▸ **WHAT TO DO**:
The lines to return are those below that contain the word "JSON".

▸ **SOURCE DATA**:
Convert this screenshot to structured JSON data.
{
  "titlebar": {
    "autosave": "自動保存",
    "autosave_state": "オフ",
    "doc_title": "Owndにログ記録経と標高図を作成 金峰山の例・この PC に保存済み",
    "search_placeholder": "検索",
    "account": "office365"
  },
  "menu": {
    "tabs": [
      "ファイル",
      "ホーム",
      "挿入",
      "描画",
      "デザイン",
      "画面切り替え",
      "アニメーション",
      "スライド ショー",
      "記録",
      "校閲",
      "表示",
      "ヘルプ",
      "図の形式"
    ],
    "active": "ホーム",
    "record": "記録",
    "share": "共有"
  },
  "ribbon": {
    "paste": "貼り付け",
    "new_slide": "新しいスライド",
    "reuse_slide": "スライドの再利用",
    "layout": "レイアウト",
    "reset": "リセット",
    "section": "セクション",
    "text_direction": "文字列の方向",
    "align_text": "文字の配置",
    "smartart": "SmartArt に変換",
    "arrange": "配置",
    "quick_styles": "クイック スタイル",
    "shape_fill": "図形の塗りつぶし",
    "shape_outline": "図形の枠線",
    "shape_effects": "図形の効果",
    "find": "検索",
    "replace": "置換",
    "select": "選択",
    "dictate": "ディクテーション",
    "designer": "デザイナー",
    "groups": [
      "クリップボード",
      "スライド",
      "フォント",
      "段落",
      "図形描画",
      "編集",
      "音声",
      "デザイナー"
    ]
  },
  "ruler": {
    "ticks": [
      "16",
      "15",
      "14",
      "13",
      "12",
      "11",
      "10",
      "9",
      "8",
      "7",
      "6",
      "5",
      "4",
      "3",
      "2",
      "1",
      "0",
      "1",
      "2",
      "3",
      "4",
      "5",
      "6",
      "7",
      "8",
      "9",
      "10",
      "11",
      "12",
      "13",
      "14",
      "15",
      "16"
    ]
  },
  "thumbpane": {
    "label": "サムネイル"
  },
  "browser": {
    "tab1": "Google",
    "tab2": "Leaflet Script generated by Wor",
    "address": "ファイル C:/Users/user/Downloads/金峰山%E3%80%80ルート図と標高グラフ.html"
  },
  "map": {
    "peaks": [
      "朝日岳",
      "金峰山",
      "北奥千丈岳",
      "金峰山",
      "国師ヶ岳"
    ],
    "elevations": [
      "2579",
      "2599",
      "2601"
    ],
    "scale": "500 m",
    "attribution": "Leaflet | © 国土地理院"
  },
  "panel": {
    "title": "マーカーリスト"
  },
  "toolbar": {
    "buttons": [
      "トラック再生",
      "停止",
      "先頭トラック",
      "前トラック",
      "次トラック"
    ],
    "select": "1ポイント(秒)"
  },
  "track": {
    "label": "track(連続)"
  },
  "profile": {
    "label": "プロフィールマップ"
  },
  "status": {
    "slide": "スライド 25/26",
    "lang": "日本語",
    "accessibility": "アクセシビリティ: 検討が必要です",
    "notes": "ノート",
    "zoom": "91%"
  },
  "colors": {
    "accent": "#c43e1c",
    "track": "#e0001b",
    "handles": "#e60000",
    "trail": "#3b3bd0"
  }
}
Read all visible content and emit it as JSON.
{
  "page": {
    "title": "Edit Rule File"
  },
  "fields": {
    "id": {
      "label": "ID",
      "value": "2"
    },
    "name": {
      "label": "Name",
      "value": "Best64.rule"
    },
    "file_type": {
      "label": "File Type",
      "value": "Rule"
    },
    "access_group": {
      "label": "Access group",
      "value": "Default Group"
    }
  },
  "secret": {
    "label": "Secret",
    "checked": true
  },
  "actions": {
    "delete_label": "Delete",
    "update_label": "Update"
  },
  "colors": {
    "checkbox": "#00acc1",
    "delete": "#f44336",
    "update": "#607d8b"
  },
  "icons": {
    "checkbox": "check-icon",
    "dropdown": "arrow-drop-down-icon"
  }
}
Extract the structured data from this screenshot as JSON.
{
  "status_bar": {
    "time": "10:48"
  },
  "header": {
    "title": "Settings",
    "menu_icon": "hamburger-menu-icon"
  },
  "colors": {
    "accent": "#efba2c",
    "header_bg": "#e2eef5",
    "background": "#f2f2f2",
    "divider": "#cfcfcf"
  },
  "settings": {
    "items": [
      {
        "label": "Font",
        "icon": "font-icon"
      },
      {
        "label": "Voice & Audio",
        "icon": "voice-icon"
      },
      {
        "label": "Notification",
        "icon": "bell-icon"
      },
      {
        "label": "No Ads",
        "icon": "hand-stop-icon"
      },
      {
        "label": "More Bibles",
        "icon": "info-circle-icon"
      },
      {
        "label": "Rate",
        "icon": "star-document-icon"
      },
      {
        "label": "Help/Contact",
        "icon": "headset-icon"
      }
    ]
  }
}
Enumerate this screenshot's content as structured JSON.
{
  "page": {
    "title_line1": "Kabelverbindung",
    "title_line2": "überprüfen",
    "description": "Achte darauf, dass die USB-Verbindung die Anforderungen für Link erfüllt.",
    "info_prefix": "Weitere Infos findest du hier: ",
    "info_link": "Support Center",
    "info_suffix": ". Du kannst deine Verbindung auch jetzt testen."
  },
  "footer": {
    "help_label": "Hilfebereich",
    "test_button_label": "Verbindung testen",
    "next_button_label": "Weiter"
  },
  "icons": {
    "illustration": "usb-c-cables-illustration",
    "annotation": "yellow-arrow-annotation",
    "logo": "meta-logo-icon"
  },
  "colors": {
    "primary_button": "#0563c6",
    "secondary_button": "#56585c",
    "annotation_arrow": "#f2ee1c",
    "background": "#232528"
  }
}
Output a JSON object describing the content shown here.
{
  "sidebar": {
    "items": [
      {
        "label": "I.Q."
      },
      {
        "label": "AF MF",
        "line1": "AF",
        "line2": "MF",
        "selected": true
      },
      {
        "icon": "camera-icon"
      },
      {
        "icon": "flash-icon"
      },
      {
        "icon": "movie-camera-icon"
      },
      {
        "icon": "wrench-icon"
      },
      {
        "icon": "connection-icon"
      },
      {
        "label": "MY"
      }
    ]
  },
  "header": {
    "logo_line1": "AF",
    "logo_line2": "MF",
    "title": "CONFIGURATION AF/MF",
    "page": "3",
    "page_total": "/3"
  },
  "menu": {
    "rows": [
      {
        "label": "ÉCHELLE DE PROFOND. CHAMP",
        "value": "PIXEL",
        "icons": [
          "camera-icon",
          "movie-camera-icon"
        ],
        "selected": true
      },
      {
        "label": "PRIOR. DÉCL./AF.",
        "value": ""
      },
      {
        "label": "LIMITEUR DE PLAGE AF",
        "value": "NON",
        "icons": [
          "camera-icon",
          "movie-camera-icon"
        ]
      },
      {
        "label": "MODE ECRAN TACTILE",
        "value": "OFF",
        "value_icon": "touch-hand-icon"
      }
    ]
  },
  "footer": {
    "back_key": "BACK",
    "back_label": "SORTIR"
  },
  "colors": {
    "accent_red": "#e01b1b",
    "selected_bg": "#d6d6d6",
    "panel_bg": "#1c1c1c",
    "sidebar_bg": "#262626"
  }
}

▸ **WRITTEN ANSWER**:
Convert this screenshot to structured JSON data.
Read all visible content and emit it as JSON.
Extract the structured data from this screenshot as JSON.
Enumerate this screenshot's content as structured JSON.
Output a JSON object describing the content shown here.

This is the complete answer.